| Work required |
Sift the material for lines containing "JSON", and return them.

| Data shown |
-- Opening Marker --

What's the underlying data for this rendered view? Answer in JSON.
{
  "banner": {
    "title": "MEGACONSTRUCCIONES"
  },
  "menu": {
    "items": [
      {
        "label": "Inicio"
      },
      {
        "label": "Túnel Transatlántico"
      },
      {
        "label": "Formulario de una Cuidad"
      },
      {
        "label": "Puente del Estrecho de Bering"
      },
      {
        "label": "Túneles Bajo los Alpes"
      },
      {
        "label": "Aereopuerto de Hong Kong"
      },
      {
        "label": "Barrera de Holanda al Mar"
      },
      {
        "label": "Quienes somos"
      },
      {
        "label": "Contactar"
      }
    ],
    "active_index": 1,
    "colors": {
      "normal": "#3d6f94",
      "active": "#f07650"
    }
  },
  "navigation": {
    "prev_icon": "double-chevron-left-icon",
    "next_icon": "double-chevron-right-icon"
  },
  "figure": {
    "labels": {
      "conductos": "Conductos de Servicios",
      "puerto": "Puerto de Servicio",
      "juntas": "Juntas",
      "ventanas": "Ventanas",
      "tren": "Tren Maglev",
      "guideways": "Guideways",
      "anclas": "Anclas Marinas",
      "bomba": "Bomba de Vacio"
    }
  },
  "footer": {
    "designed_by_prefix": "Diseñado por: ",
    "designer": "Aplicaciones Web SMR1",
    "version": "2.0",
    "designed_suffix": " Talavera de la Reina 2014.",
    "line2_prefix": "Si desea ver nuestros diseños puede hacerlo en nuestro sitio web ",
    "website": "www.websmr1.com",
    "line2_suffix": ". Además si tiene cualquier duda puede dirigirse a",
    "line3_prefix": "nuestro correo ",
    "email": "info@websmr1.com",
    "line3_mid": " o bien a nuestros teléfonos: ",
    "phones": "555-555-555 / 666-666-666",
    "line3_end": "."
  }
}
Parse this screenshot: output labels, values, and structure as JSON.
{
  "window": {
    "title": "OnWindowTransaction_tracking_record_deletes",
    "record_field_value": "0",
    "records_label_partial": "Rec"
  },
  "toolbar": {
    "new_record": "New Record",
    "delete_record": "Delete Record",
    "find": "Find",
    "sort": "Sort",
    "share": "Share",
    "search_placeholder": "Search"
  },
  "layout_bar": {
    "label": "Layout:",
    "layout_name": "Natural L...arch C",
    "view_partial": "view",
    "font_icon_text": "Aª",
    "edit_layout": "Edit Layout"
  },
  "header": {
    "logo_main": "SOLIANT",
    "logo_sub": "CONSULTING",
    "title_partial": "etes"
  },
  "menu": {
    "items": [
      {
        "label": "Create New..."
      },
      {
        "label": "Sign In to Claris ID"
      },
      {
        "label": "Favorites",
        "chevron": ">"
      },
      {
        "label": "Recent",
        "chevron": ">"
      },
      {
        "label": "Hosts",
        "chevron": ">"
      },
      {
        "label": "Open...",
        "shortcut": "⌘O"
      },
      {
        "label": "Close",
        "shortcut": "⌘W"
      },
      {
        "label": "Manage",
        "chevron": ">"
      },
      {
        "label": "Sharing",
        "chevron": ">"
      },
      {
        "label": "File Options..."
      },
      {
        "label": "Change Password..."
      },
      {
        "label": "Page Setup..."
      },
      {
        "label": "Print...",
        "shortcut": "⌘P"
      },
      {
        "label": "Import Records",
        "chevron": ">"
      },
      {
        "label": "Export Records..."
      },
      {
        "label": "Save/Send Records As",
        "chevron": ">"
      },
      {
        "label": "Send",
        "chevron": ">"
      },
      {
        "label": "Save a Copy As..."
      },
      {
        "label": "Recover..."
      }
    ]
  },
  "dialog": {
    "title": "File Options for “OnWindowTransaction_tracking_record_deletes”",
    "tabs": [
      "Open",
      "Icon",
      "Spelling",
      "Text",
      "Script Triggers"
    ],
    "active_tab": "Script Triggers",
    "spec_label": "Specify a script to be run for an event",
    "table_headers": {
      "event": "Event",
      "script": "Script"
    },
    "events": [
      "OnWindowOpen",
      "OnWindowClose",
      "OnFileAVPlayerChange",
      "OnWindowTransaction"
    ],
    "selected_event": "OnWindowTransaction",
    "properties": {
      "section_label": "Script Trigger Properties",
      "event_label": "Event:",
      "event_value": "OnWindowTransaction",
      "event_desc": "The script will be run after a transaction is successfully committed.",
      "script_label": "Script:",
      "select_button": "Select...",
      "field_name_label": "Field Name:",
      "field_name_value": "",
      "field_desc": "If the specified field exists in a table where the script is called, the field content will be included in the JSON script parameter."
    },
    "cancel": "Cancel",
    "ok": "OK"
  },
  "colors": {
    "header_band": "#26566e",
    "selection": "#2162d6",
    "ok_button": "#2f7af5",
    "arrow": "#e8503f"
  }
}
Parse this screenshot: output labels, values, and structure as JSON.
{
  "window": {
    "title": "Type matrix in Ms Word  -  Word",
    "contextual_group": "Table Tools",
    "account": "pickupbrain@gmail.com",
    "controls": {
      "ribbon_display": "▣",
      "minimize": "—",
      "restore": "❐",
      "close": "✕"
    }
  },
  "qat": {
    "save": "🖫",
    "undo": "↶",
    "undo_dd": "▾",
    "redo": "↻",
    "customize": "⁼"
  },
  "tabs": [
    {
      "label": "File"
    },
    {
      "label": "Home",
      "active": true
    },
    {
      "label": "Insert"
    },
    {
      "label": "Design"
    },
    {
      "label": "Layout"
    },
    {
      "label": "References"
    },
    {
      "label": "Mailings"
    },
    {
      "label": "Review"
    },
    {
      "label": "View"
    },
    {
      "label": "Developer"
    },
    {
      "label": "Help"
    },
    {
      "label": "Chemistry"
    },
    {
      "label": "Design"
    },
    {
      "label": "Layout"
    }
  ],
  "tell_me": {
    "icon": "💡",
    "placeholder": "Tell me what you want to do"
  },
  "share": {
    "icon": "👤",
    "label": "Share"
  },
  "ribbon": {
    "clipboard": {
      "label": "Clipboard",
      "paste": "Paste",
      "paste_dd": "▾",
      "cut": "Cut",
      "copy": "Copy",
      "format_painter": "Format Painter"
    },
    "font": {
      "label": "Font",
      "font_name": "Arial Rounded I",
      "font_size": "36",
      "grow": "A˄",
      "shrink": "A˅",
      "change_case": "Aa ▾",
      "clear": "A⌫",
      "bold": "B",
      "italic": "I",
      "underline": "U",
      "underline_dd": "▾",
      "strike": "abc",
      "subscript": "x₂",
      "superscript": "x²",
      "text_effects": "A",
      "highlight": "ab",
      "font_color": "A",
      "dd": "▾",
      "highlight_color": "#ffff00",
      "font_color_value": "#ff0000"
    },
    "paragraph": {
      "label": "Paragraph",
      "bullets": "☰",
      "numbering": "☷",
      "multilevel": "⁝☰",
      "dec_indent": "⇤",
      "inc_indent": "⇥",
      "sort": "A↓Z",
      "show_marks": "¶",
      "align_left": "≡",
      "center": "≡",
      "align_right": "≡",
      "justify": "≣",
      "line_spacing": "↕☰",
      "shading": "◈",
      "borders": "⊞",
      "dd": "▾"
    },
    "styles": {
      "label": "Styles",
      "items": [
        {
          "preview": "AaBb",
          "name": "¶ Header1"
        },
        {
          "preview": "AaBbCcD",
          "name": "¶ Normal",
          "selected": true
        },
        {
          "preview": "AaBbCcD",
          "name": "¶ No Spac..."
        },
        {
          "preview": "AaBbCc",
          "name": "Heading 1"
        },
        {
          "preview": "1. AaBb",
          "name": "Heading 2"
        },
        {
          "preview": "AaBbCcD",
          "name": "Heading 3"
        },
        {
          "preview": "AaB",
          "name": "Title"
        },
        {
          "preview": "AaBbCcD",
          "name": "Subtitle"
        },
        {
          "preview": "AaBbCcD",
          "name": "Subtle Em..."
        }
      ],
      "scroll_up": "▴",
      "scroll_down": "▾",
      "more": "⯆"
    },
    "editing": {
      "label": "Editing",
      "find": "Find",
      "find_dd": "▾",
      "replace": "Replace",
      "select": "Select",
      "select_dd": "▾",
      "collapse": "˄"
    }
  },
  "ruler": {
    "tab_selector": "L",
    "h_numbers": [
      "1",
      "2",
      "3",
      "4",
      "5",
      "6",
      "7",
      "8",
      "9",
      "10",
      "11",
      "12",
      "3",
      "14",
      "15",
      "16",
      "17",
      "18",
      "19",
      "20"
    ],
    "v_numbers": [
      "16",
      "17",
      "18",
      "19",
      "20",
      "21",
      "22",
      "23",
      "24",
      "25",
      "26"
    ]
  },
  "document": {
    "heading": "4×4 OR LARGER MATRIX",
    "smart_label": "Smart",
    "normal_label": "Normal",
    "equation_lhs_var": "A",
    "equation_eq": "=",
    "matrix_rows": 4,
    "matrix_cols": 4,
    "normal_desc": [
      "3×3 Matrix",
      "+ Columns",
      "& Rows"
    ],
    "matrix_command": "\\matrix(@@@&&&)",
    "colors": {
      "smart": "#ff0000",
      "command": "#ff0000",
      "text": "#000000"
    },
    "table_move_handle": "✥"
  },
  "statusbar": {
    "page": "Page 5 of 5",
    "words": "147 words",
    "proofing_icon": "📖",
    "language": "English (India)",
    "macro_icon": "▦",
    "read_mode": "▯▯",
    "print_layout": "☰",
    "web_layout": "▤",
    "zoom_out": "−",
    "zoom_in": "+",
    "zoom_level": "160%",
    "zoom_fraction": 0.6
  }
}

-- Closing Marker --

| Solution |
What's the underlying data for this rendered view? Answer in JSON.
Parse this screenshot: output labels, values, and structure as JSON.
      "field_desc": "If the specified field exists in a table where the script is called, the field content will be included in the JSON script parameter."
Parse this screenshot: output labels, values, and structure as JSON.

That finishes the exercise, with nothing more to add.